Molina had three RBIs on Sunday at Pittsburgh, two days after getting four hits and four RBIs in another victory over the Pirates. During the last homestand, he came through with the go-ahead hit in consecutive games while sounding anything but cocky.

"We got the win," Molina said. "I just want to be the guy. You've got to come every day ready to go."

Molina hit a grand slam on opening day and finished April with 15 RBIs, the second-most by a Cardinals catcher in a month trailing only Ted Simmons' 20 in 1977. He is tough away from Busch Stadium, too, with 16 RBIs on the road while most often batting sixth.

With the bases loaded, he's 4 for 5 with 11 RBIs.

"He likes to be in that situation, it starts that way," manager Tony La Russa said. "He enjoys the RBI situation, and the bigger the at-bat, the more he gets fired up."

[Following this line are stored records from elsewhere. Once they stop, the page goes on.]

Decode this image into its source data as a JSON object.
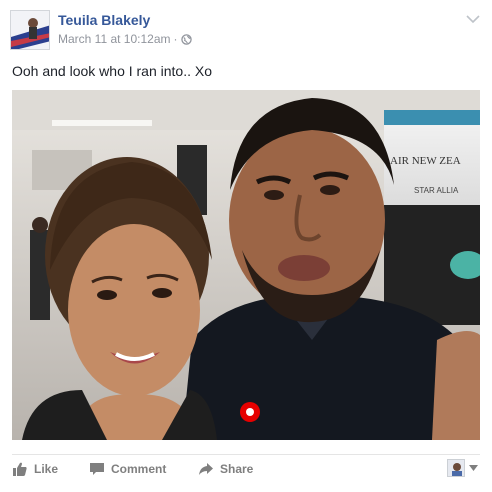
{
  "post": {
    "author": "Teuila Blakely",
    "timestamp": "March 11 at 10:12am",
    "separator": "·",
    "audience_icon": "globe-icon",
    "text": "Ooh and look who I ran into.. Xo"
  },
  "photo": {
    "sign_text_1": "AIR NEW ZEA",
    "sign_text_2": "STAR ALLIA"
  },
  "actions": {
    "like_label": "Like",
    "comment_label": "Comment",
    "share_label": "Share"
  },
  "colors": {
    "author_link": "#365899",
    "meta_text": "#90949c",
    "action_text": "#7f7f7f",
    "divider": "#e5e5e5"
  }
}
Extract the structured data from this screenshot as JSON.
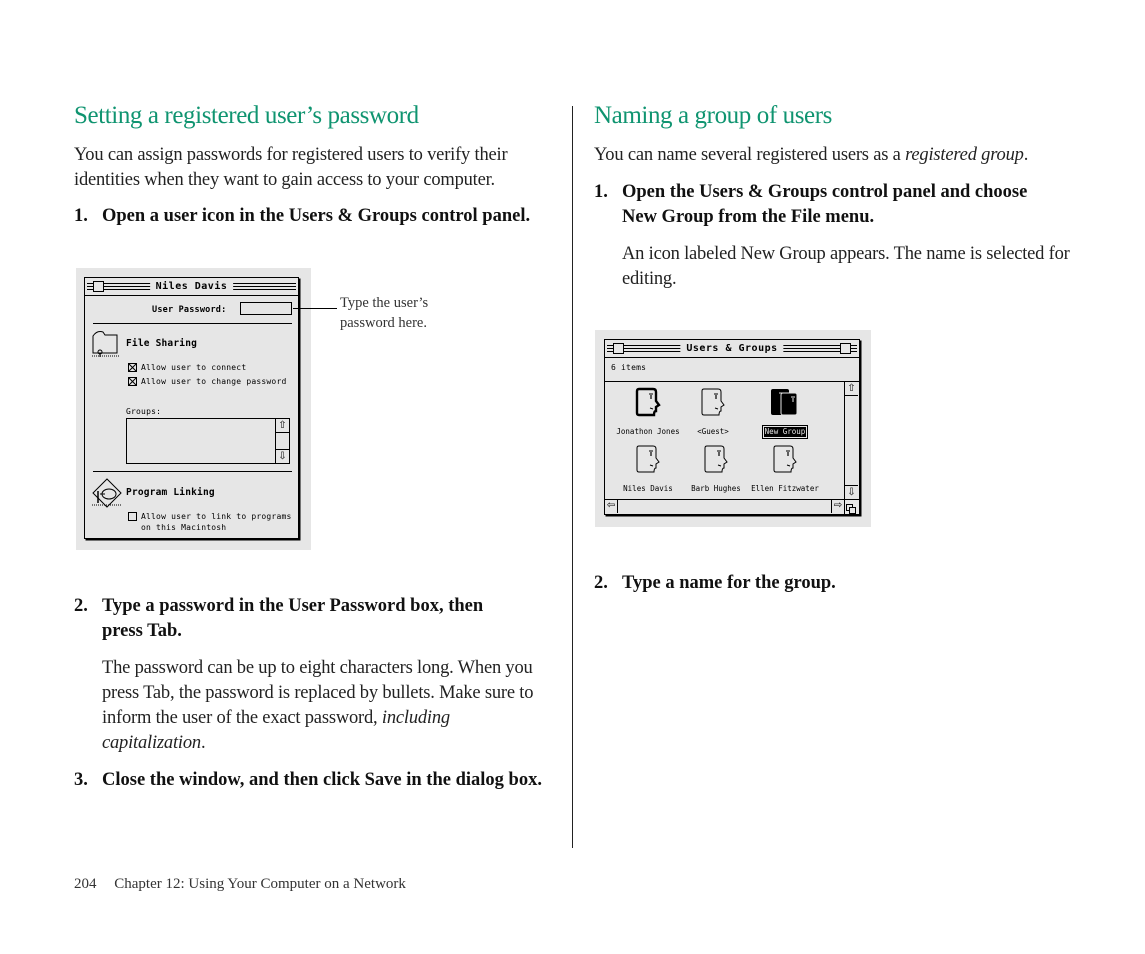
{
  "left_section": {
    "heading": "Setting a registered user’s password",
    "intro": "You can assign passwords for registered users to verify their identities when they want to gain access to your computer.",
    "steps": [
      {
        "num": "1.",
        "text": "Open a user icon in the Users & Groups control panel."
      },
      {
        "num": "2.",
        "text": "Type a password in the User Password box, then press Tab.",
        "detail_before_italic": "The password can be up to eight characters long. When you press Tab, the password is replaced by bullets. Make sure to inform the user of the exact password, ",
        "detail_italic": "including capitalization",
        "detail_after_italic": "."
      },
      {
        "num": "3.",
        "text": "Close the window, and then click Save in the dialog box."
      }
    ],
    "callout": "Type the user’s password here.",
    "user_window": {
      "title": "Niles Davis",
      "password_label": "User Password:",
      "password_value": "",
      "file_sharing": {
        "title": "File Sharing",
        "icon": "folder-share-icon",
        "options": [
          {
            "label": "Allow user to connect",
            "checked": true
          },
          {
            "label": "Allow user to change password",
            "checked": true
          }
        ]
      },
      "groups_label": "Groups:",
      "groups": [],
      "program_linking": {
        "title": "Program Linking",
        "icon": "program-linking-icon",
        "options": [
          {
            "label_line1": "Allow user to link to programs",
            "label_line2": "on this Macintosh",
            "checked": false
          }
        ]
      }
    }
  },
  "right_section": {
    "heading": "Naming a group of users",
    "intro_plain": "You can name several registered users as a ",
    "intro_italic": "registered group",
    "intro_end": ".",
    "steps": [
      {
        "num": "1.",
        "text": "Open the Users & Groups control panel and choose New Group from the File menu.",
        "detail": "An icon labeled New Group appears. The name is selected for editing."
      },
      {
        "num": "2.",
        "text": "Type a name for the group."
      }
    ],
    "groups_window": {
      "title": "Users & Groups",
      "item_count": "6 items",
      "items": [
        {
          "label": "Jonathon Jones",
          "type": "user",
          "selected": false
        },
        {
          "label": "<Guest>",
          "type": "guest",
          "selected": false
        },
        {
          "label": "New Group",
          "type": "group",
          "selected": true
        },
        {
          "label": "Niles Davis",
          "type": "user",
          "selected": false
        },
        {
          "label": "Barb Hughes",
          "type": "user",
          "selected": false
        },
        {
          "label": "Ellen Fitzwater",
          "type": "user",
          "selected": false
        }
      ]
    }
  },
  "footer": {
    "page_number": "204",
    "chapter": "Chapter 12: Using Your Computer on a Network"
  },
  "colors": {
    "heading": "#0f9470",
    "screenshot_bg": "#e6e6e6"
  }
}
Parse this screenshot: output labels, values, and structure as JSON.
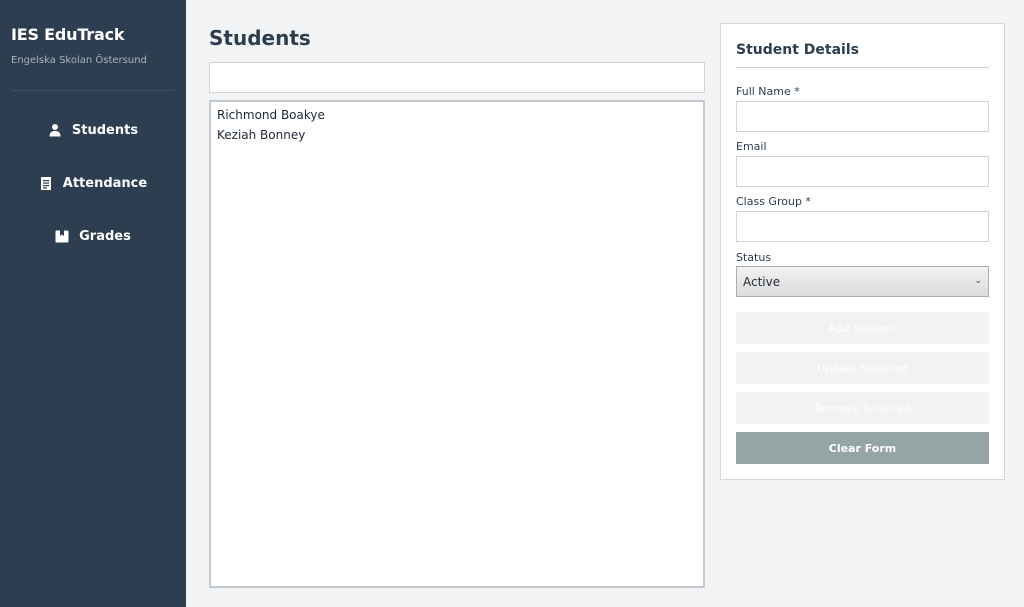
{
  "sidebar": {
    "app_title": "IES EduTrack",
    "school_name": "Engelska Skolan Östersund",
    "items": [
      {
        "label": "Students",
        "icon": "user-icon"
      },
      {
        "label": "Attendance",
        "icon": "clipboard-icon"
      },
      {
        "label": "Grades",
        "icon": "grades-icon"
      }
    ]
  },
  "main": {
    "title": "Students",
    "search": {
      "value": "",
      "placeholder": ""
    },
    "students": [
      "Richmond Boakye",
      "Keziah Bonney"
    ]
  },
  "details": {
    "title": "Student Details",
    "full_name_label": "Full Name *",
    "full_name_value": "",
    "email_label": "Email",
    "email_value": "",
    "class_group_label": "Class Group *",
    "class_group_value": "",
    "status_label": "Status",
    "status_value": "Active",
    "add_label": "Add Student",
    "update_label": "Update Selected",
    "remove_label": "Remove Selected",
    "clear_label": "Clear Form"
  },
  "colors": {
    "sidebar_bg": "#2c3e50",
    "clear_button": "#95a5a6",
    "page_bg": "#f3f4f6"
  }
}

In 103 at-bats, he's struck out only 12 times, has a .379 on-base percentage and four steals in five attempts; he's not particularly fast, so he takes advantage when opposing pitchers apparently forget about him.

Beyond his imposing arm that has thrown out seven of 13 runners attempting to steal, pitchers rely on Molina's judgment. While working seven scoreless innings in a recent victory over the Braves, rookie left-hander Jaime Garcia said he never shook off Molina's signs.

"He's the best, man, he's awesome," Garcia said. "When you have a guy back there that's the best in baseball you trust him. You know it's going to be the right pitch every time."

Since 2005, Molina is the majors' best against the steal with a success rate of 42 percent.

Durable, too. Molina caught all 20 innings in a 2-1 marathon loss to the Mets last month. He started 136 games last season, tops in the majors.

"So much fun to watch," La Russa said. "The way he throws, the way he thinks, the way he mixes up the sequences. If you watch him and only him, it's worth the price of admission."